In 2011, the Dutch Medical Association (KNMG) stated that euthanasia for loneliness, depression, disability and dementia were possible.

A few years ago the Netherlands euthanasia clinic was reprimanded for lethally injecting a woman because she didn’t want to live in a nursing home.

This sad story brings up two key points.

1. It was normal for Paumen to feel lonely and a loss of purpose. Even if you support euthanasia, loneliness should not be a reason for death by lethal injection.

2. The attitude towards euthanasia of people with disabilities is paternalistic. The article refers to his death as “redeeming” and his mother is quoted as saying that she is “relieved” for her son. I am not suggesting that his mother didn’t love him, but Paumen needed support not pity.

Paumen’s death is tragic, but once killing becomes an acceptable solution to human difficulties then the clear line has been crossed.

Paumen needed human friendship and support not death, but death is what he received.

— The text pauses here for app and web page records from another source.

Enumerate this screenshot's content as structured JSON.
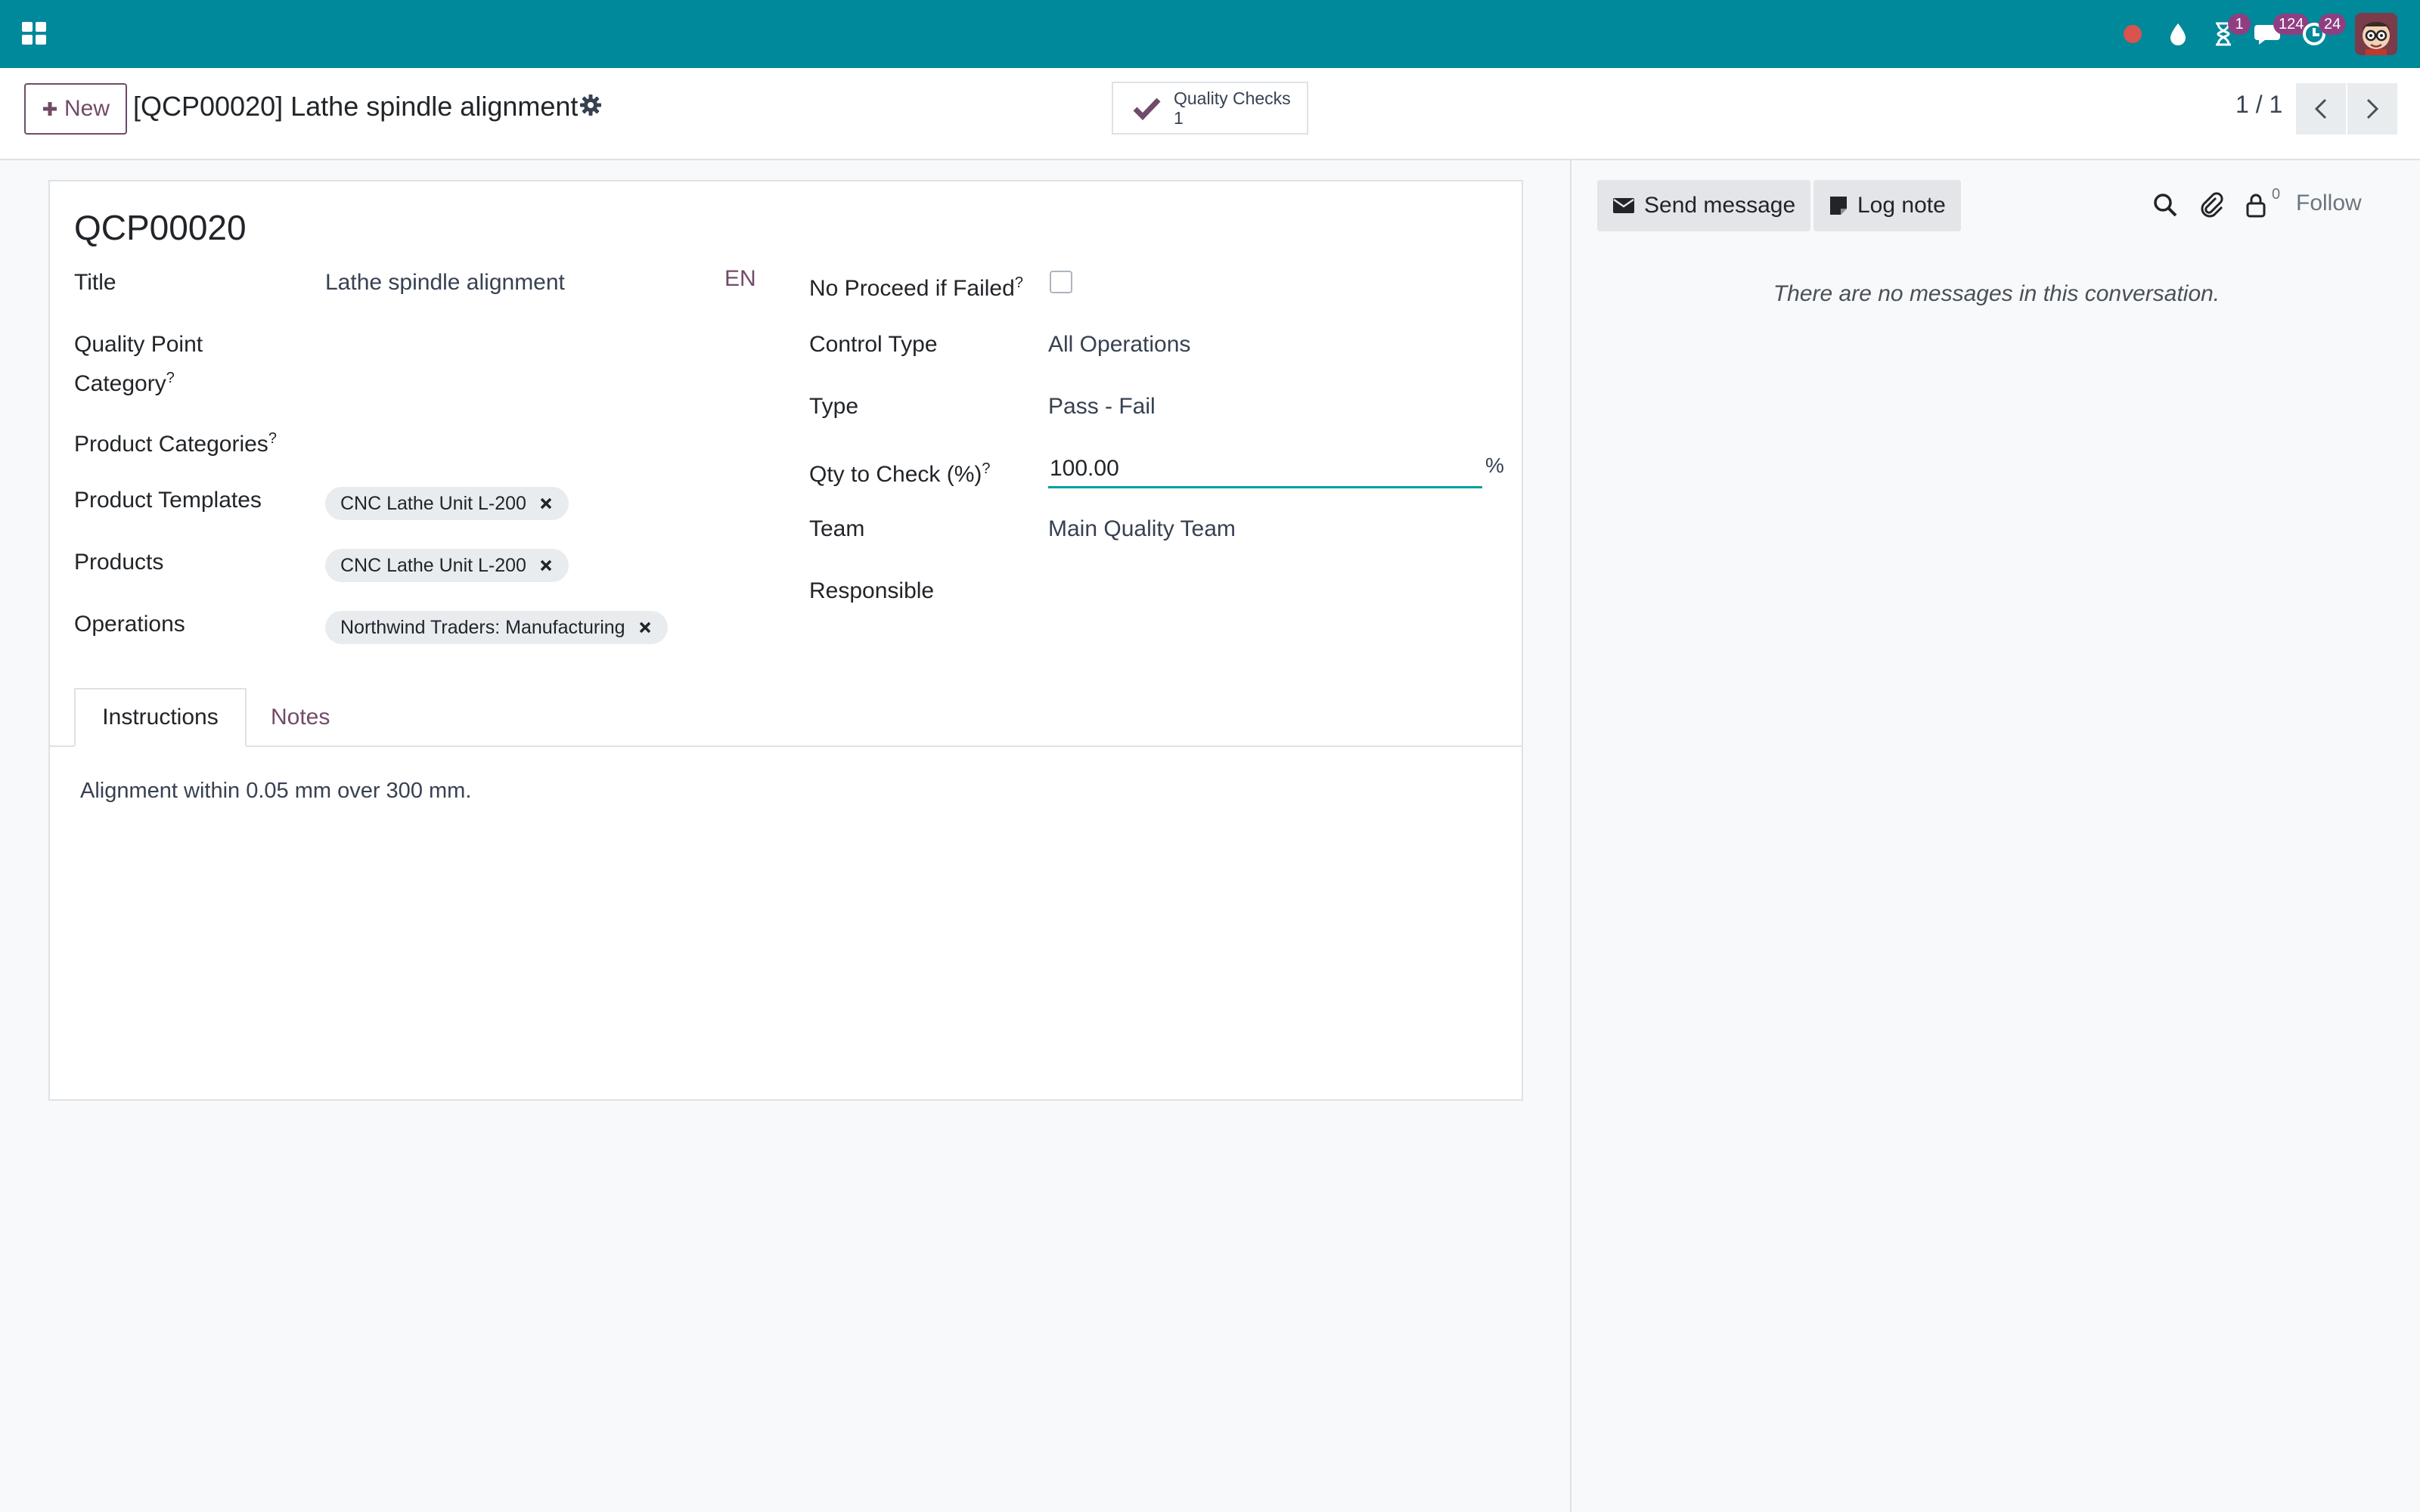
{
  "navbar": {
    "apps_icon": "apps-grid-icon",
    "systray": [
      {
        "name": "recording-dot-icon",
        "badge": ""
      },
      {
        "name": "drop-icon",
        "badge": ""
      },
      {
        "name": "hourglass-icon",
        "badge": "1"
      },
      {
        "name": "chat-icon",
        "badge": "124"
      },
      {
        "name": "activity-icon",
        "badge": "24"
      }
    ]
  },
  "control_panel": {
    "new_label": "New",
    "title": "[QCP00020] Lathe spindle alignment",
    "smart_button": {
      "label": "Quality Checks",
      "count": "1"
    },
    "pager": "1 / 1"
  },
  "form": {
    "reference": "QCP00020",
    "left": {
      "title_label": "Title",
      "title_value": "Lathe spindle alignment",
      "lang": "EN",
      "qp_category_label_1": "Quality Point",
      "qp_category_label_2": "Category",
      "product_categories_label": "Product Categories",
      "product_templates_label": "Product Templates",
      "product_templates_tags": [
        "CNC Lathe Unit L-200"
      ],
      "products_label": "Products",
      "products_tags": [
        "CNC Lathe Unit L-200"
      ],
      "operations_label": "Operations",
      "operations_tags": [
        "Northwind Traders: Manufacturing"
      ]
    },
    "right": {
      "no_proceed_label": "No Proceed if Failed",
      "no_proceed_checked": false,
      "control_type_label": "Control Type",
      "control_type_value": "All Operations",
      "type_label": "Type",
      "type_value": "Pass - Fail",
      "qty_label": "Qty to Check (%)",
      "qty_value": "100.00",
      "qty_unit": "%",
      "team_label": "Team",
      "team_value": "Main Quality Team",
      "responsible_label": "Responsible",
      "responsible_value": ""
    },
    "help_mark": "?",
    "tabs": [
      "Instructions",
      "Notes"
    ],
    "active_tab": "Instructions",
    "instructions_text": "Alignment within 0.05 mm over 300 mm."
  },
  "chatter": {
    "send_message_label": "Send message",
    "log_note_label": "Log note",
    "followers_count": "0",
    "follow_label": "Follow",
    "empty_text": "There are no messages in this conversation."
  },
  "colors": {
    "navbar": "#00889b",
    "brand": "#714b67",
    "badge": "#8f3f81",
    "input_focus": "#00a09d"
  }
}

LifeNews.com Note: Alex Schadenberg is the executive director of the Euthanasia Prevention Coalition and you can read his blog here.